Simply stated, the nature of mind of the Guru, and the nature of mind of yourself, are exactly the same. There is no difference whatsoever. In Longchen Nyingthik Guru Yoga, one dissolves into the guru, and in many other guru yogas, the guru dissolves into oneself...but either way, it's the same. Visualization practices are skillful methods, but should not be mistaken for the ultimate or final "purpose"-i.e., the main point is not to develop one's imagination so that the visualization becomes vivid and "seemingly real," amazingly detailed, etc. (though these things are signs of stability and, in some sense, "success" in practice).
One uses the visualization techniques, including the "dissolving," (and in fact, all techniques, really) to effect a state of mind that allows innate wisdom to "manifest" or "appear." Of course, it's always been there, but the techniques are skillful means to allow realization of the truth to dawn in the practitioner's mindstream.
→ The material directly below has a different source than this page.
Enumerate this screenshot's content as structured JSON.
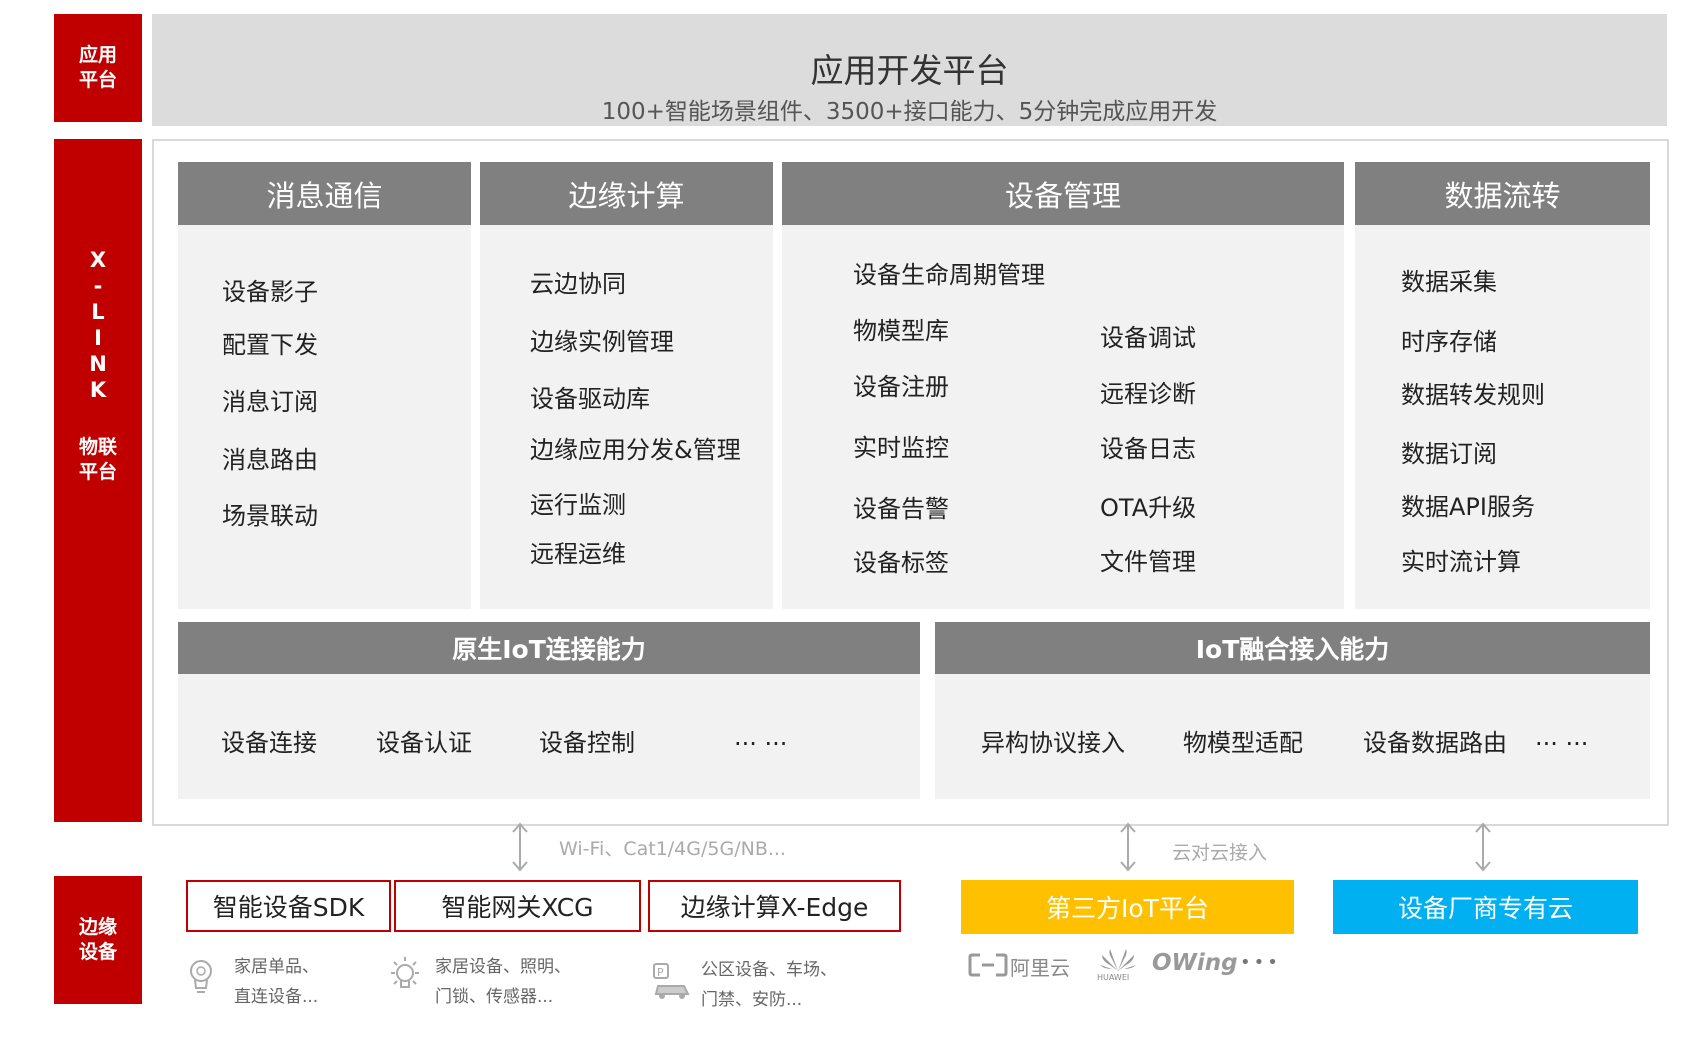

All visualization is "meditation." But not all "meditation" is visualization. The best "meditation" is nonmeditation. Remaining at rest in the nature of mind of the guru, primordially inseperable with one's own nature, is the crucial point.